WORK ITEM> The string "Configuring" may appear in lines of the data; report how many lines contain it, with no other output.
[Start of section]
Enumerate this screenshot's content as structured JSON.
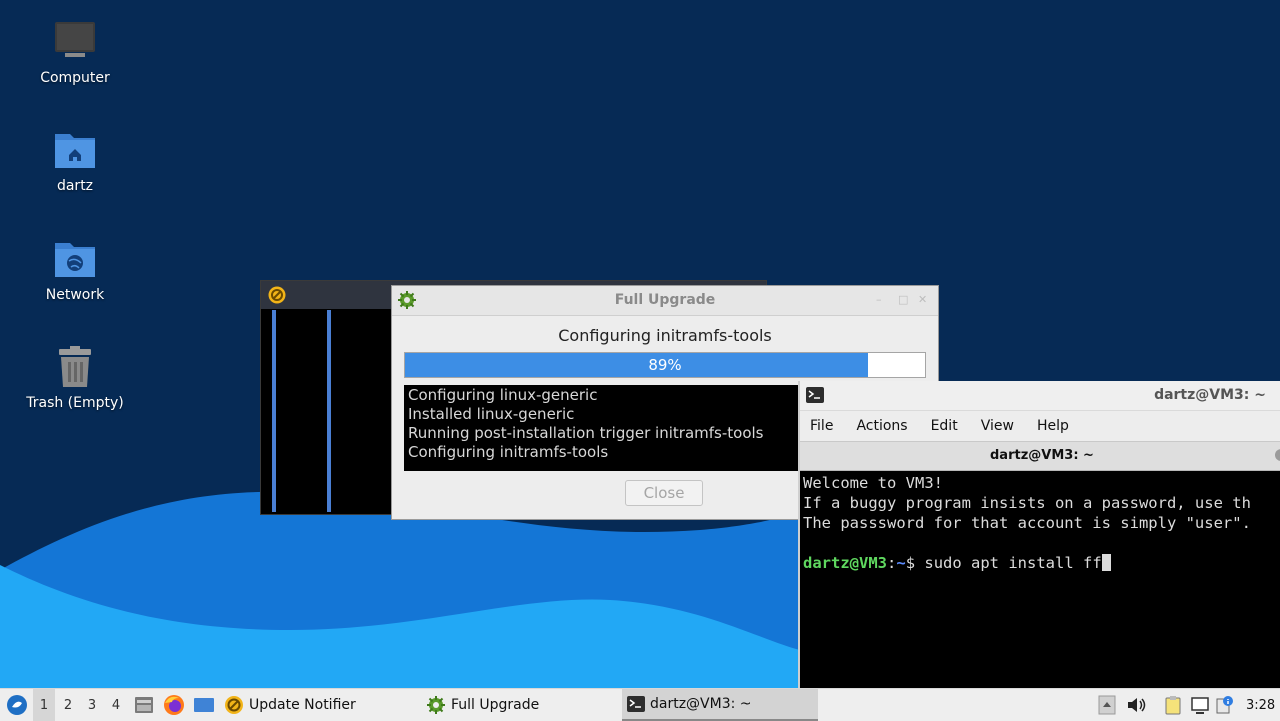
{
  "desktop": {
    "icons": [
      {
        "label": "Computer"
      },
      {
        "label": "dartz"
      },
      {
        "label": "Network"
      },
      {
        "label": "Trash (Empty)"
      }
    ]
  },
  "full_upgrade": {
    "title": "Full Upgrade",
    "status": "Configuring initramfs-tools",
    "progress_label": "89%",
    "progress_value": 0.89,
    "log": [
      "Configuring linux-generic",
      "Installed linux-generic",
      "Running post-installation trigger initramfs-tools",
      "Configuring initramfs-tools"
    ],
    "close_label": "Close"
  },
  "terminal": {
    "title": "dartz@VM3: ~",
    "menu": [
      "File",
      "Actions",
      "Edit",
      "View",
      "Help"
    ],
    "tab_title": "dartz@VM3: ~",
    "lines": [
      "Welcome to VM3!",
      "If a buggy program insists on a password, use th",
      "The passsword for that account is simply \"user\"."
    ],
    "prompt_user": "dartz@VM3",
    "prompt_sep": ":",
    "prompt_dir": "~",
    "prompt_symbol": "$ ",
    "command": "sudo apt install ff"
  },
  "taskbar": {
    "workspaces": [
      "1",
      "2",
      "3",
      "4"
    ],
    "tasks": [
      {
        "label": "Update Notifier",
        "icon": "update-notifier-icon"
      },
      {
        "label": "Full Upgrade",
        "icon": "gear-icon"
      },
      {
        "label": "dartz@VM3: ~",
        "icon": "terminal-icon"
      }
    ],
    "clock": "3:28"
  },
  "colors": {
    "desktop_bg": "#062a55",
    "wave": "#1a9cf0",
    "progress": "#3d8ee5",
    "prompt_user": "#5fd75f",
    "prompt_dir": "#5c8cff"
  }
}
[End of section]
TASK ANSWER> 3